This situation was corrected in 1978 under the Cullen-Couture agreement, when the Government of Canada granted Quebec the responsibility of choosing its economic immigrants, giving the province an additional tool for integrating newcomers and protecting francophone culture. In 1981, with the large influx of immigrants, the Government of Quebec proposed a policy of cultural convergence entitled “Autant de façons d’être Québécois” or “Québécois – Each and Every One”. Its principal objective was to “ensure the maintenance and development of cultural communities and their specificities, make French-speaking Quebecers aware of the contribution of cultural communities to our common heritage and finally promote the integration of cultural communities in Quebec society and especially in sectors where they are particularly underrepresented”.
Several researchers and analysts pointed out that the Government of Quebec's program policies that have been developed since the 1980s to promote the development of the province's ethno-cultural communities are an awful lot like multiculturalism in a francophone context and therefore similar to what the federal government itself had proposed 10 years earlier in 1971.
In 1988, the preamble of the Multiculturalism Act reiterated the primacy of human rights and gender equality and the importance of fighting all forms of racial discrimination.
The act reasserts the country's official bilingualism, which has been governed by the Official Languages Act since 1969, by emphasizing the importance of expanding the use of official languages to ensure their development.
The Canadian Multiculturalism Act also reaffirms freedom of conscience and freedom of religion, freedoms that cannot be violated. This interpretation of religious pluralism has led many experts to conclude that this system de facto supported the separation of church and state.
In many ways, Bill C-226 and the Canadian Multiculturalism Act are based on similar parameters, which must be enhanced and promoted. That is also the view of the authors of the Bouchard-Taylor commission's 2007-08 final report on reasonable accommodation in Quebec. They said that this truncated version of multiculturalism was essentially a caricature and it may have led its critics in Quebec to conclude that Canada's multicultural model had not evolved in Canada since its adoption and that it was incompatible with the Quebec model.
The authors of the report state that in Quebec “multiculturalism is presented as though it solely takes into account recognition and affirmation of difference with no regard for integrating elements such as the teaching of national languages and intercultural exchange programs.”

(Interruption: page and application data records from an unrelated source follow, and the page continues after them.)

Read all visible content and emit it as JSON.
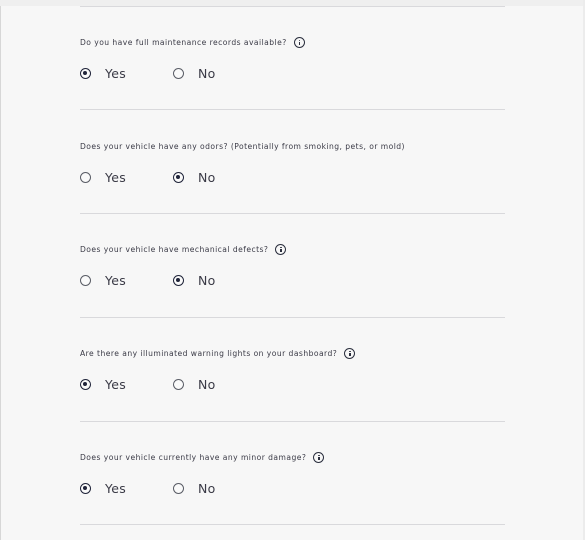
{
  "questions": [
    {
      "text": "Do you have full maintenance records available?",
      "has_info_icon": true,
      "yes_label": "Yes",
      "no_label": "No",
      "selected": "Yes"
    },
    {
      "text": "Does your vehicle have any odors? (Potentially from smoking, pets, or mold)",
      "has_info_icon": false,
      "yes_label": "Yes",
      "no_label": "No",
      "selected": "No"
    },
    {
      "text": "Does your vehicle have mechanical defects?",
      "has_info_icon": true,
      "yes_label": "Yes",
      "no_label": "No",
      "selected": "No"
    },
    {
      "text": "Are there any illuminated warning lights on your dashboard?",
      "has_info_icon": true,
      "yes_label": "Yes",
      "no_label": "No",
      "selected": "Yes"
    },
    {
      "text": "Does your vehicle currently have any minor damage?",
      "has_info_icon": true,
      "yes_label": "Yes",
      "no_label": "No",
      "selected": "Yes"
    }
  ],
  "colors": {
    "background": "#f7f7f7",
    "divider": "#d9d9dc",
    "radio_selected": "#20243a",
    "text": "#3a3a46"
  }
}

Canadian multiculturalism is obviously not a model that is immutable and fixed in time. Its flexibility allows not only for the integration and enhancement of the common values and founding principles of Canadian society, such as official bilingualism, human rights and the principle of reasonable accommodation, but also for the development of programs and tools adapted to the new realities of Canadian society.
In the most recent Speech from the Throne, the government defined the Canada of today and tomorrow, and in articulated the main Canadian values of reconciliation, the fight against systemic racism, the protection of official languages, the welcoming of immigrants and the strategic positioning of Canada in the world. In that text, the government also recognized the particular situation of French in the country and its intention to protect and promote French, not only outside Quebec, but also in Quebec.
This is a strong commitment by the federal government. These overall values and objectives also find a prominent place in the Canadian Multiculturalism Act. A multicultural Canada is not incompatible with the future of a French-speaking Quebec and the flexibility of the laws that govern our country also allow Quebec to flourish.